And I was awestruck. Here was a man speaking of something I completely forgot about: unconditional love. Ever since my woe-is-me year of craptastic times, I assumed that I could only be loved if I was perfectly healed. I believed that love was conditional. And by doing so, I was lying to myself and keeping love out. And the worst of it all? I was learning to love conditionally, too. Danger had recently trusted me with stories of his past baggage (that none of us are immune to having), and when he did, I flipped out. I lost faith in our relationship, I lost hope. I was loving conditionally, something the old me used to work against. And now, here was Danger, showing me in 3D surround sound clarity, that he loved me unconditionally. He was striving for true love, even when loving me was like trying to hug a porcupine.
The truth is, real love is ridiculously, extremely hard. It has to be unconditional, which sometimes feels impossible for our feeble human hearts. But if we don’t strive for it, we sell ourselves short. Love cannot be conditional or it ceases to be love. I will add the caveat that sometimes we have to love from afar to keep ourselves safe, and to respect our own boundaries and limitations (I can’t ever seem to turn off my inner-therapist). But when it comes to loving those around us, that God has entrusted to our care, we must strive for unconditional love, a love that sees beyond brokenness, beyond pain, and beyond despair. We must have that same love for ourselves, as hopeless as we may feel. We must love – and let love in – with trust and hope in God’s infinite mercy and grace. Sometimes that requires sacrifice, sometimes it requires blind faith.
And sometimes, real love requires you to hold out your hand to someone who is huddled on the couch crying because they think they are unlovable.
I am forever grateful for all the times people have loved me unconditionally, and I hope to learn to love them back in the same way. Besides – what’s life without real love anyway?
“So give me hope in the darkness, that I will see the light
‘Cause oh that gave me such a fright

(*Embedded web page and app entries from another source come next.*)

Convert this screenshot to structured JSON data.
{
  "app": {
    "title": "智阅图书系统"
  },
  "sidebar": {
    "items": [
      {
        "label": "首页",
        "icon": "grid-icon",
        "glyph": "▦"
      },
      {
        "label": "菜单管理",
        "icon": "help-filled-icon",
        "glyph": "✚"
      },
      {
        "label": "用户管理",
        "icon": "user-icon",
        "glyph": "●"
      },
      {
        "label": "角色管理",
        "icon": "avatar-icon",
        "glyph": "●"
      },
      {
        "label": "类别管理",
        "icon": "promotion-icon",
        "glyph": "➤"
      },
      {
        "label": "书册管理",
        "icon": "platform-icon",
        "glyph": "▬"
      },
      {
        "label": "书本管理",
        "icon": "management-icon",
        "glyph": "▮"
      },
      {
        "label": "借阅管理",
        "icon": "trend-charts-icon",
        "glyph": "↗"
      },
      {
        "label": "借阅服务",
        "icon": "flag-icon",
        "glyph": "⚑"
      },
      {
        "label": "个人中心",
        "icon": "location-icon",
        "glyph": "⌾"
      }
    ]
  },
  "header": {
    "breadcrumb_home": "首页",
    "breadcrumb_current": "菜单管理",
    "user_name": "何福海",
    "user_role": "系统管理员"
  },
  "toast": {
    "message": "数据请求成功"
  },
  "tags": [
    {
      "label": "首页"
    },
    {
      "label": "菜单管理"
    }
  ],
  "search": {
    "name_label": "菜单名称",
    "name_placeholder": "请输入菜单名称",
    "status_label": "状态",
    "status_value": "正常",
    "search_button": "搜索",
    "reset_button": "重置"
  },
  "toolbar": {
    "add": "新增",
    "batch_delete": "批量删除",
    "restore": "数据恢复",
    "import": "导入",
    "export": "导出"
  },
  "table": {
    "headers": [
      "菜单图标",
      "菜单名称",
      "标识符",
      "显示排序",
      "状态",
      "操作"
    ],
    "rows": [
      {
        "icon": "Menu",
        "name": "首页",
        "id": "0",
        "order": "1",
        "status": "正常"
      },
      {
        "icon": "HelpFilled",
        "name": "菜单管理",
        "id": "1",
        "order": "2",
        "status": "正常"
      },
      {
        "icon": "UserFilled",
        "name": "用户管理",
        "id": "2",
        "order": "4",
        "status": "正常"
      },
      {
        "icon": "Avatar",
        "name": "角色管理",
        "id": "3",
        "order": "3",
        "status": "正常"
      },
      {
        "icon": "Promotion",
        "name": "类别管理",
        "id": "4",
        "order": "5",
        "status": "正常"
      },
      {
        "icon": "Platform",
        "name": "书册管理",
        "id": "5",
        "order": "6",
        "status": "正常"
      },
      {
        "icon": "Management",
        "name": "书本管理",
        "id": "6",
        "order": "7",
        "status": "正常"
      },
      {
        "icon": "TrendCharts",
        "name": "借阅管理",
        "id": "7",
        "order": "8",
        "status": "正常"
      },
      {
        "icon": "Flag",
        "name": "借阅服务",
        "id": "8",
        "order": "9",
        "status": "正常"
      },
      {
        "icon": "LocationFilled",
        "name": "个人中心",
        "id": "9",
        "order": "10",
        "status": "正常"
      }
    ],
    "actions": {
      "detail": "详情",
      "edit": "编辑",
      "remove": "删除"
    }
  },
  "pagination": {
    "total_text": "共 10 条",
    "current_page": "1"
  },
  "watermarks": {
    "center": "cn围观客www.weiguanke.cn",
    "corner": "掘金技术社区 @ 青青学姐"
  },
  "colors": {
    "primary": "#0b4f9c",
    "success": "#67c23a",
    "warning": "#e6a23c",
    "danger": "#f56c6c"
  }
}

But I will hold as long as you like
Just promise me we’ll be alright…
The ghosts that we knew will flicker from view
And we’ll live a long life.” – Mumford and Sons